# [INPUT DATA]
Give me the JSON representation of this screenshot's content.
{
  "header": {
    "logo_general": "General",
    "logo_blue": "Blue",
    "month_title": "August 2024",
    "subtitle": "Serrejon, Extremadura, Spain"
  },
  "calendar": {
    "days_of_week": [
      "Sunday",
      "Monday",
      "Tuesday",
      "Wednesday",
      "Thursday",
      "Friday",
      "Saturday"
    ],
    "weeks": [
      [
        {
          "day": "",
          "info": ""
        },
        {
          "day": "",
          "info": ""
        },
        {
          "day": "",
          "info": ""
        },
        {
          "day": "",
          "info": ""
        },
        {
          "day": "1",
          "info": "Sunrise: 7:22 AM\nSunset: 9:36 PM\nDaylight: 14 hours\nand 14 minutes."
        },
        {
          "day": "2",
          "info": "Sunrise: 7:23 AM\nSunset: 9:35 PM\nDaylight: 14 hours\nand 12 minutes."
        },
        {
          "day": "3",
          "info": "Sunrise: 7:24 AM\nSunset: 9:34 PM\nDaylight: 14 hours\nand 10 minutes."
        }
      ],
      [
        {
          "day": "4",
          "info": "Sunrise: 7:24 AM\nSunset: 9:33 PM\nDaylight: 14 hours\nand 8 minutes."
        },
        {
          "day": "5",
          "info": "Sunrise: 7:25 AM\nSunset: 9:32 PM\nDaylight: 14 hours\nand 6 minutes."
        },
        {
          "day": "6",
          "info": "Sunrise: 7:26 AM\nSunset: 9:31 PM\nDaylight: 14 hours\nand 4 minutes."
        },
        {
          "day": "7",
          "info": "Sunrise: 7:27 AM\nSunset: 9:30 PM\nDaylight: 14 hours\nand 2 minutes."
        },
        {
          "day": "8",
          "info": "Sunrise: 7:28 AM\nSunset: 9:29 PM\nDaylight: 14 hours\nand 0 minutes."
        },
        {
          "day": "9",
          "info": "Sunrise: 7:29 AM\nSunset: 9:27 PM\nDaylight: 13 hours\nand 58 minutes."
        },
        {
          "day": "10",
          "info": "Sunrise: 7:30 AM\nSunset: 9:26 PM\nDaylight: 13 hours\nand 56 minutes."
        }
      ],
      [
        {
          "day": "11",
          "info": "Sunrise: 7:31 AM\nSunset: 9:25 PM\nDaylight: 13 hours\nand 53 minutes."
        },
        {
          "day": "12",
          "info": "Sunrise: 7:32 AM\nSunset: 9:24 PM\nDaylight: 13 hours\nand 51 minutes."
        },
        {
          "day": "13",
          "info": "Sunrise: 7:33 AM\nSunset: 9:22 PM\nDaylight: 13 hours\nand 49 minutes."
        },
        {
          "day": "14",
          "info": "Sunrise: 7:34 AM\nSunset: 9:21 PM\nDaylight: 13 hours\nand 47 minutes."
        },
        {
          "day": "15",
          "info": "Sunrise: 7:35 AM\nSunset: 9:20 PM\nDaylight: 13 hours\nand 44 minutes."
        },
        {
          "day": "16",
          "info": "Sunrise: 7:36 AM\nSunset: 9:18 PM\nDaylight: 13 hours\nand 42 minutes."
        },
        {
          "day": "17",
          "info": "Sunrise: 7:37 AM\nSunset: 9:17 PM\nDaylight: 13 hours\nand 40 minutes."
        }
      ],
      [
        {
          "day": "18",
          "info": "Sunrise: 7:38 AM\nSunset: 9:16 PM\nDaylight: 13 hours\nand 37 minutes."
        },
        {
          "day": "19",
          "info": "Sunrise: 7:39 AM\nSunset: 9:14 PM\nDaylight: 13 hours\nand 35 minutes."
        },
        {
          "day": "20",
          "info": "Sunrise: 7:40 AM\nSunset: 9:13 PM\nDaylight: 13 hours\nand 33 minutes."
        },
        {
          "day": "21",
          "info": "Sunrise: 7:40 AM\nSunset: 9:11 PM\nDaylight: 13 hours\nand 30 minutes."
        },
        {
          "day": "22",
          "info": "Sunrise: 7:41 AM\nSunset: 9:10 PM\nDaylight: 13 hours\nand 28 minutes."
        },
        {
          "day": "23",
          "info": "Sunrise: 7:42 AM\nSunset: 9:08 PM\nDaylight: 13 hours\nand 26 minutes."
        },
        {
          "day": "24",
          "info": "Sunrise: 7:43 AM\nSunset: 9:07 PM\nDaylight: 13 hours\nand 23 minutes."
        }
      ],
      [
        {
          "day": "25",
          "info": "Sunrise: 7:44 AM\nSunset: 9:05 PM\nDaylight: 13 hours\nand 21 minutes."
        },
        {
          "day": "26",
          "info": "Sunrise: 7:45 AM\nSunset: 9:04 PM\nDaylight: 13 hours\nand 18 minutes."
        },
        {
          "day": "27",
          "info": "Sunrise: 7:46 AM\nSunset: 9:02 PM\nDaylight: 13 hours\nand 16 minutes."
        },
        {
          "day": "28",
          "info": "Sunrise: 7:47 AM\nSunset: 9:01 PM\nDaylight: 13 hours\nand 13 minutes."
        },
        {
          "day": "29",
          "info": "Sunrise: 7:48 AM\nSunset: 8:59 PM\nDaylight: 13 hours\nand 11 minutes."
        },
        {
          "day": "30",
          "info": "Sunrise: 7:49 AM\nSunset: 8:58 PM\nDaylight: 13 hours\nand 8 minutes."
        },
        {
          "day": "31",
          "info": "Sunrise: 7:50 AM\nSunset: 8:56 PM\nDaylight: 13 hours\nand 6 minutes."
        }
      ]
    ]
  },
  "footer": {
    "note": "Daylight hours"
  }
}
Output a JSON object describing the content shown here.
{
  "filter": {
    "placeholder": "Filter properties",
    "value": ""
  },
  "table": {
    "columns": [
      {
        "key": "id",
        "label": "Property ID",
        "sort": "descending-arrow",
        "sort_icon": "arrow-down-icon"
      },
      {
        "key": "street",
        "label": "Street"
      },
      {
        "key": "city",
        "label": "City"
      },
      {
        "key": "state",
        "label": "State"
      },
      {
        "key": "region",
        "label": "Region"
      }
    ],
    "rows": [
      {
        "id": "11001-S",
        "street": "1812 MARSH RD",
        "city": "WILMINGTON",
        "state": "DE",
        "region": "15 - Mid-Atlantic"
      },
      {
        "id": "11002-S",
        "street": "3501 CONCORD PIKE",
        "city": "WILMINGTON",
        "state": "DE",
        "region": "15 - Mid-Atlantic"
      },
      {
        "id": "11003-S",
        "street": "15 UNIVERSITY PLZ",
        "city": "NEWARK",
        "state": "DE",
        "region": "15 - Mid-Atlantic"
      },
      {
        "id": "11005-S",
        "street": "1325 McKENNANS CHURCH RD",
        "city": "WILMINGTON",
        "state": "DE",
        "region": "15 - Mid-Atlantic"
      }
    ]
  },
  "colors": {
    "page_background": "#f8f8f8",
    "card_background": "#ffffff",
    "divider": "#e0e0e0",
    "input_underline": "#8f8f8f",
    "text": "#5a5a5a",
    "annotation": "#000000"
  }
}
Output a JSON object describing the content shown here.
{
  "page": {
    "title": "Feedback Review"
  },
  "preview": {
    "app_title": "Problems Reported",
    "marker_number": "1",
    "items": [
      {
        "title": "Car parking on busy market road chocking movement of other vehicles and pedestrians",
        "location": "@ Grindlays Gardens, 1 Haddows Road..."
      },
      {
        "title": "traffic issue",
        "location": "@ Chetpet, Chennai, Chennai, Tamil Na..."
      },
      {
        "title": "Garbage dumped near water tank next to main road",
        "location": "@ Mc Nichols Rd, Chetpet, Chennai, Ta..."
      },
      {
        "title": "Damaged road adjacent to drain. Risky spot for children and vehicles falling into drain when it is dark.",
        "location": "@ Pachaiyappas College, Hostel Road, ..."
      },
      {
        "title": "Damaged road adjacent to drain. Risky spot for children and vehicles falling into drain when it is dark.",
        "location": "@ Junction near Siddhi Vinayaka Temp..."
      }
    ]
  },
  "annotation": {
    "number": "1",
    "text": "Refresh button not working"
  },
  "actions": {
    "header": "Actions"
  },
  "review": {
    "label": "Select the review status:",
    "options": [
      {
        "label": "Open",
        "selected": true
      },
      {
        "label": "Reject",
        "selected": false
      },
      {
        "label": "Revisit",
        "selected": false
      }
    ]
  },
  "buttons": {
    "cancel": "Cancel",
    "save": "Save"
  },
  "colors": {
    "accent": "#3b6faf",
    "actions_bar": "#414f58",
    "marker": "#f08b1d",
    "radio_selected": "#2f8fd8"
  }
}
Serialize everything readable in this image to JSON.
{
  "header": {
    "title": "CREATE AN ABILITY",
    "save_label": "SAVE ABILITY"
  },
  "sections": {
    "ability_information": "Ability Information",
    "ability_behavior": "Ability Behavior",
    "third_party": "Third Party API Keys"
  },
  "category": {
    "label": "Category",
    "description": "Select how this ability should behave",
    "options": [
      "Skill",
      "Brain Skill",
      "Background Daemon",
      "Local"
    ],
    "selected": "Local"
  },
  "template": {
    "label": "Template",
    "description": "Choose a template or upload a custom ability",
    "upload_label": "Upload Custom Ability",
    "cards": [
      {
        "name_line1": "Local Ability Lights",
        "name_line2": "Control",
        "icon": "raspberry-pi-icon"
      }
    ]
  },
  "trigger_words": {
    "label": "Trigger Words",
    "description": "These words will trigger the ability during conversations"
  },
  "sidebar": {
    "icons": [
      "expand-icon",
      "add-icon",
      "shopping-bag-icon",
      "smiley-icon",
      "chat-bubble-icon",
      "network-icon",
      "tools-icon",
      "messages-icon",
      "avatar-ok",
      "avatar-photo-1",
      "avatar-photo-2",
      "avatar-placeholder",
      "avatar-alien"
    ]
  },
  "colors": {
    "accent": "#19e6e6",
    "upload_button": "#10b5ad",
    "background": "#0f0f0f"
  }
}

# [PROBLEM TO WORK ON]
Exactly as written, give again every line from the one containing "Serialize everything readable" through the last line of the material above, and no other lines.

# [ANSWER FOR THE TASK]
Serialize everything readable in this image to JSON.
{
  "header": {
    "title": "CREATE AN ABILITY",
    "save_label": "SAVE ABILITY"
  },
  "sections": {
    "ability_information": "Ability Information",
    "ability_behavior": "Ability Behavior",
    "third_party": "Third Party API Keys"
  },
  "category": {
    "label": "Category",
    "description": "Select how this ability should behave",
    "options": [
      "Skill",
      "Brain Skill",
      "Background Daemon",
      "Local"
    ],
    "selected": "Local"
  },
  "template": {
    "label": "Template",
    "description": "Choose a template or upload a custom ability",
    "upload_label": "Upload Custom Ability",
    "cards": [
      {
        "name_line1": "Local Ability Lights",
        "name_line2": "Control",
        "icon": "raspberry-pi-icon"
      }
    ]
  },
  "trigger_words": {
    "label": "Trigger Words",
    "description": "These words will trigger the ability during conversations"
  },
  "sidebar": {
    "icons": [
      "expand-icon",
      "add-icon",
      "shopping-bag-icon",
      "smiley-icon",
      "chat-bubble-icon",
      "network-icon",
      "tools-icon",
      "messages-icon",
      "avatar-ok",
      "avatar-photo-1",
      "avatar-photo-2",
      "avatar-placeholder",
      "avatar-alien"
    ]
  },
  "colors": {
    "accent": "#19e6e6",
    "upload_button": "#10b5ad",
    "background": "#0f0f0f"
  }
}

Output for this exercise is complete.